§ Task description: Your task is to filter the data below down to the lines holding "dieťaťa".

(Entries from a dataset of interfaces)
↓↓↓

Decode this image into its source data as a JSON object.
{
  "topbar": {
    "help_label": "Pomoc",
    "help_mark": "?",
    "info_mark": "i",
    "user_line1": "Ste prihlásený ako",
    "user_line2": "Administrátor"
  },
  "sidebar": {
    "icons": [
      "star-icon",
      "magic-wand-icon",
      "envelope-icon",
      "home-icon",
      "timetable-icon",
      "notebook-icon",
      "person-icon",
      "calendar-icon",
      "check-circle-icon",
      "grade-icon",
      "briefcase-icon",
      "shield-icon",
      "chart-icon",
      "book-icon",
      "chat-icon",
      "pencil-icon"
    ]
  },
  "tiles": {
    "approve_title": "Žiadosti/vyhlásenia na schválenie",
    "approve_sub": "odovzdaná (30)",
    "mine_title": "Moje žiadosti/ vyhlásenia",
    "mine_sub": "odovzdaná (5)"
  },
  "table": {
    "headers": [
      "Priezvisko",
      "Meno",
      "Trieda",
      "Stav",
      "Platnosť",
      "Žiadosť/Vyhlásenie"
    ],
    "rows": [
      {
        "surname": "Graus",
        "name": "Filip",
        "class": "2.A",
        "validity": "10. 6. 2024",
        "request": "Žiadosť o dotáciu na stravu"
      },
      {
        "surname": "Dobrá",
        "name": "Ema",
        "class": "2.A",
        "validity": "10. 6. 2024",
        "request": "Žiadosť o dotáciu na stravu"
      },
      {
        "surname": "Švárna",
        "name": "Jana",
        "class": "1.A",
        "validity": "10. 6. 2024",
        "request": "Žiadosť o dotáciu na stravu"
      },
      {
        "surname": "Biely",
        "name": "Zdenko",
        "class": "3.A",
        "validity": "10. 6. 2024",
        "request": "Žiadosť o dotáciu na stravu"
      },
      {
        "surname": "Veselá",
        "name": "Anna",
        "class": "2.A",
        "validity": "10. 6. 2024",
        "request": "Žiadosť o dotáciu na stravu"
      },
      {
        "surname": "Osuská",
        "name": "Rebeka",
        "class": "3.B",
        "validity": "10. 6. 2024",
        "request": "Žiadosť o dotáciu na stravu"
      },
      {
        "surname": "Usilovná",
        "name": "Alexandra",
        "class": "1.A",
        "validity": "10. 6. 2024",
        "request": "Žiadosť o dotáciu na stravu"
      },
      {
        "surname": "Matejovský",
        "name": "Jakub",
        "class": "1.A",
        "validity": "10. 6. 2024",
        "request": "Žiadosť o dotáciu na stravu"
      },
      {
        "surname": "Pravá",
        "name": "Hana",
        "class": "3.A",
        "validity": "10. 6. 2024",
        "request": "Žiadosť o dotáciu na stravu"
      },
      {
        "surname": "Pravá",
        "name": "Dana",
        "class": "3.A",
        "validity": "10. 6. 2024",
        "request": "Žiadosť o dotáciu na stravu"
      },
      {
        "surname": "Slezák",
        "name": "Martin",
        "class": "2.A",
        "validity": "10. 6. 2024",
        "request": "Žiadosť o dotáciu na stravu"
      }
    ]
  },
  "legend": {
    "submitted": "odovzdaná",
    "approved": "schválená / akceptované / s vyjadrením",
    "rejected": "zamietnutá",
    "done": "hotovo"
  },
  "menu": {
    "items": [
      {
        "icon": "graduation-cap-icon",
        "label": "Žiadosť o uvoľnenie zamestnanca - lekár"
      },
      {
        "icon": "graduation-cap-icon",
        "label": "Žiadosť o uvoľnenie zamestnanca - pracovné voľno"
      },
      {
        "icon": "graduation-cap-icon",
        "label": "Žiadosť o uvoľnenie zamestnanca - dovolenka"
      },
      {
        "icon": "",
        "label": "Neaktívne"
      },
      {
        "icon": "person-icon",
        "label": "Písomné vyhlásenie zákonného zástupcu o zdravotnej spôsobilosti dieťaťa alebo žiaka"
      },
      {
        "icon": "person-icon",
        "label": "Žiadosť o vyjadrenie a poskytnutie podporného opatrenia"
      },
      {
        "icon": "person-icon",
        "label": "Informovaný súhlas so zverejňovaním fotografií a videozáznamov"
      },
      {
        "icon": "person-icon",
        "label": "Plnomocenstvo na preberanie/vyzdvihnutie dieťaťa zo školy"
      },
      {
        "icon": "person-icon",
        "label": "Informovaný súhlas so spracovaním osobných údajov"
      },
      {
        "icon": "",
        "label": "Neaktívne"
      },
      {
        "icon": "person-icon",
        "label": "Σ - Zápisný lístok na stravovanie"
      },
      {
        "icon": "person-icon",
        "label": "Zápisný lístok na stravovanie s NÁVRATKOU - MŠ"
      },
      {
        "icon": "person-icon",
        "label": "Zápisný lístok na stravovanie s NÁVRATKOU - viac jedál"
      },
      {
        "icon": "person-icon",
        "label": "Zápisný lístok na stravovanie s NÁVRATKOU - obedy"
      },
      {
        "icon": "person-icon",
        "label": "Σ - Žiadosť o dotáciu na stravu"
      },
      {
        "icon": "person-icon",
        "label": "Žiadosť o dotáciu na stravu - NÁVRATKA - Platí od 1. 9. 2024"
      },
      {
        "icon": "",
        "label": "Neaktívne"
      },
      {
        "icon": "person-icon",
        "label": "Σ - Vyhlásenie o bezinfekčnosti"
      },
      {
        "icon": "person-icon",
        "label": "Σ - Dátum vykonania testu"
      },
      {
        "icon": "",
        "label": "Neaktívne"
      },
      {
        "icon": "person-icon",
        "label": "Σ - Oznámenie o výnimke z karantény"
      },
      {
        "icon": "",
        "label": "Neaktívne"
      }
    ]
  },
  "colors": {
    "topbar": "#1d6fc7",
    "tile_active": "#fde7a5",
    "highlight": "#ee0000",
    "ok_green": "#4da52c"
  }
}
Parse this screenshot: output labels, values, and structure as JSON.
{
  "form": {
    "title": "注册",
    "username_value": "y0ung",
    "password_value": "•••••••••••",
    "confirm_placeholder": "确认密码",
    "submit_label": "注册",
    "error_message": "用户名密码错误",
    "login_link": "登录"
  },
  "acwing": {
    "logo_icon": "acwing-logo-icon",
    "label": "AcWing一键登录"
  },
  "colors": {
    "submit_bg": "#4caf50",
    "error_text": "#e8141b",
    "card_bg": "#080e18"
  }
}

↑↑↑

§ Result of the exercise:
        "label": "Písomné vyhlásenie zákonného zástupcu o zdravotnej spôsobilosti dieťaťa alebo žiaka"
        "label": "Plnomocenstvo na preberanie/vyzdvihnutie dieťaťa zo školy"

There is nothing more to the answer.